## RECORDS FOR THIS TASK
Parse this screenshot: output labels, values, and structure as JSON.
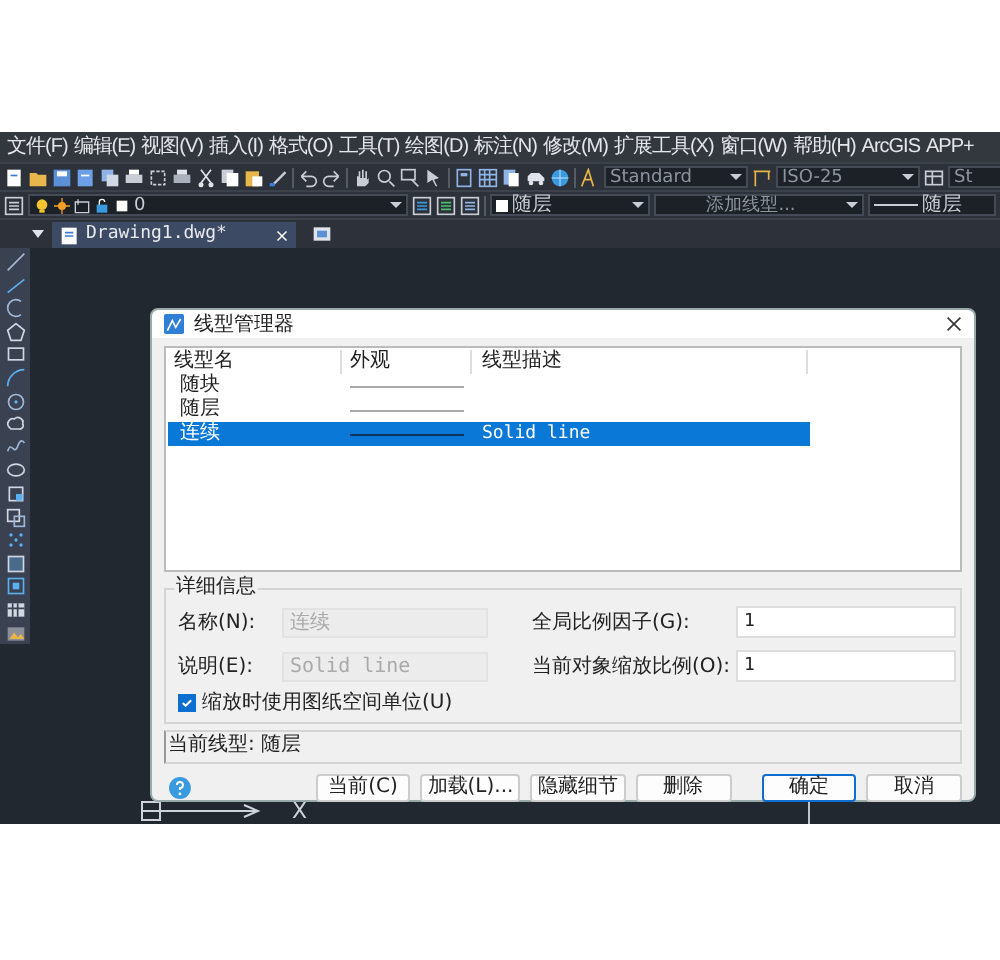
{
  "menu": [
    "文件(F)",
    "编辑(E)",
    "视图(V)",
    "插入(I)",
    "格式(O)",
    "工具(T)",
    "绘图(D)",
    "标注(N)",
    "修改(M)",
    "扩展工具(X)",
    "窗口(W)",
    "帮助(H)",
    "ArcGIS",
    "APP+"
  ],
  "toolbar": {
    "text_style": "Standard",
    "dim_style": "ISO-25",
    "table_style": "St"
  },
  "properties_bar": {
    "layer": "0",
    "color_setting": "随层",
    "linetype": "添加线型...",
    "lineweight": "随层"
  },
  "tabs": [
    {
      "label": "Drawing1.dwg*",
      "selected": true
    }
  ],
  "dialog": {
    "title": "线型管理器",
    "columns": [
      "线型名",
      "外观",
      "线型描述"
    ],
    "rows": [
      {
        "name": "随块",
        "selected": false
      },
      {
        "name": "随层",
        "selected": false
      },
      {
        "name": "连续",
        "description": "Solid line",
        "selected": true
      }
    ],
    "details": {
      "title": "详细信息",
      "name_label": "名称(N):",
      "name_value": "连续",
      "desc_label": "说明(E):",
      "desc_value": "Solid line",
      "global_scale_label": "全局比例因子(G):",
      "global_scale": "1",
      "object_scale_label": "当前对象缩放比例(O):",
      "object_scale": "1",
      "paper_space": {
        "label": "缩放时使用图纸空间单位(U)",
        "checked": true
      }
    },
    "current_linetype": "当前线型: 随层",
    "buttons": [
      {
        "label": "当前(C)",
        "kind": "normal"
      },
      {
        "label": "加载(L)...",
        "kind": "normal"
      },
      {
        "label": "隐藏细节",
        "kind": "normal"
      },
      {
        "label": "删除",
        "kind": "normal"
      },
      {
        "label": "确定",
        "kind": "default"
      },
      {
        "label": "取消",
        "kind": "normal"
      }
    ]
  },
  "canvas": {
    "axis_label": "X"
  }
}
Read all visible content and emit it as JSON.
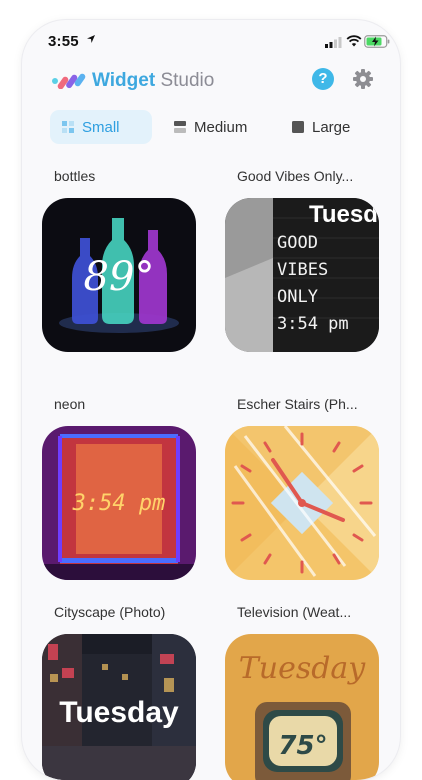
{
  "status": {
    "time": "3:55"
  },
  "header": {
    "brand_bold": "Widget",
    "brand_light": "Studio",
    "help_label": "?"
  },
  "tabs": [
    {
      "label": "Small",
      "selected": true
    },
    {
      "label": "Medium",
      "selected": false
    },
    {
      "label": "Large",
      "selected": false
    }
  ],
  "widgets": [
    {
      "title": "bottles",
      "overlay": "89°"
    },
    {
      "title": "Good Vibes Only...",
      "overlay_top": "Tuesda",
      "lines": [
        "GOOD",
        "VIBES",
        "ONLY",
        "3:54 pm"
      ]
    },
    {
      "title": "neon",
      "overlay": "3:54 pm"
    },
    {
      "title": "Escher Stairs (Ph..."
    },
    {
      "title": "Cityscape (Photo)",
      "overlay": "Tuesday"
    },
    {
      "title": "Television (Weat...",
      "overlay_top": "Tuesday",
      "overlay": "75°"
    }
  ],
  "colors": {
    "accent": "#3ea8df",
    "help": "#3fb8e8",
    "selected_tab_bg": "#e3f2fb"
  }
}
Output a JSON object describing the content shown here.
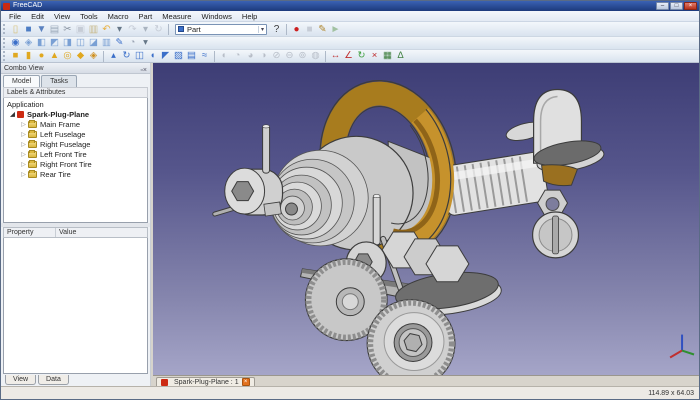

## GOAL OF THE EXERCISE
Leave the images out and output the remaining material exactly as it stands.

## RESPONSE BELOW
Parse this screenshot: output labels, values, and structure as JSON.
{
  "menu": [
    "文件(F)",
    "编辑(E)",
    "视图(V)",
    "插入(I)",
    "格式(O)",
    "工具(T)",
    "绘图(D)",
    "标注(N)",
    "修改(M)",
    "扩展工具(X)",
    "窗口(W)",
    "帮助(H)",
    "ArcGIS",
    "APP+"
  ],
  "toolbar": {
    "text_style": "Standard",
    "dim_style": "ISO-25",
    "table_style": "St"
  },
  "properties_bar": {
    "layer": "0",
    "color_setting": "随层",
    "linetype": "添加线型...",
    "lineweight": "随层"
  },
  "tabs": [
    {
      "label": "Drawing1.dwg*",
      "selected": true
    }
  ],
  "dialog": {
    "title": "线型管理器",
    "columns": [
      "线型名",
      "外观",
      "线型描述"
    ],
    "rows": [
      {
        "name": "随块",
        "selected": false
      },
      {
        "name": "随层",
        "selected": false
      },
      {
        "name": "连续",
        "description": "Solid line",
        "selected": true
      }
    ],
    "details": {
      "title": "详细信息",
      "name_label": "名称(N):",
      "name_value": "连续",
      "desc_label": "说明(E):",
      "desc_value": "Solid line",
      "global_scale_label": "全局比例因子(G):",
      "global_scale": "1",
      "object_scale_label": "当前对象缩放比例(O):",
      "object_scale": "1",
      "paper_space": {
        "label": "缩放时使用图纸空间单位(U)",
        "checked": true
      }
    },
    "current_linetype": "当前线型: 随层",
    "buttons": [
      {
        "label": "当前(C)",
        "kind": "normal"
      },
      {
        "label": "加载(L)...",
        "kind": "normal"
      },
      {
        "label": "隐藏细节",
        "kind": "normal"
      },
      {
        "label": "删除",
        "kind": "normal"
      },
      {
        "label": "确定",
        "kind": "default"
      },
      {
        "label": "取消",
        "kind": "normal"
      }
    ]
  },
  "canvas": {
    "axis_label": "X"
  }
}
Read all visible content and emit it as JSON.
{
  "status": {
    "time": "3:55"
  },
  "header": {
    "brand_bold": "Widget",
    "brand_light": "Studio",
    "help_label": "?"
  },
  "tabs": [
    {
      "label": "Small",
      "selected": true
    },
    {
      "label": "Medium",
      "selected": false
    },
    {
      "label": "Large",
      "selected": false
    }
  ],
  "widgets": [
    {
      "title": "bottles",
      "overlay": "89°"
    },
    {
      "title": "Good Vibes Only...",
      "overlay_top": "Tuesda",
      "lines": [
        "GOOD",
        "VIBES",
        "ONLY",
        "3:54 pm"
      ]
    },
    {
      "title": "neon",
      "overlay": "3:54 pm"
    },
    {
      "title": "Escher Stairs (Ph..."
    },
    {
      "title": "Cityscape (Photo)",
      "overlay": "Tuesday"
    },
    {
      "title": "Television (Weat...",
      "overlay_top": "Tuesday",
      "overlay": "75°"
    }
  ],
  "colors": {
    "accent": "#3ea8df",
    "help": "#3fb8e8",
    "selected_tab_bg": "#e3f2fb"
  }
}
Output a JSON object describing the content shown here.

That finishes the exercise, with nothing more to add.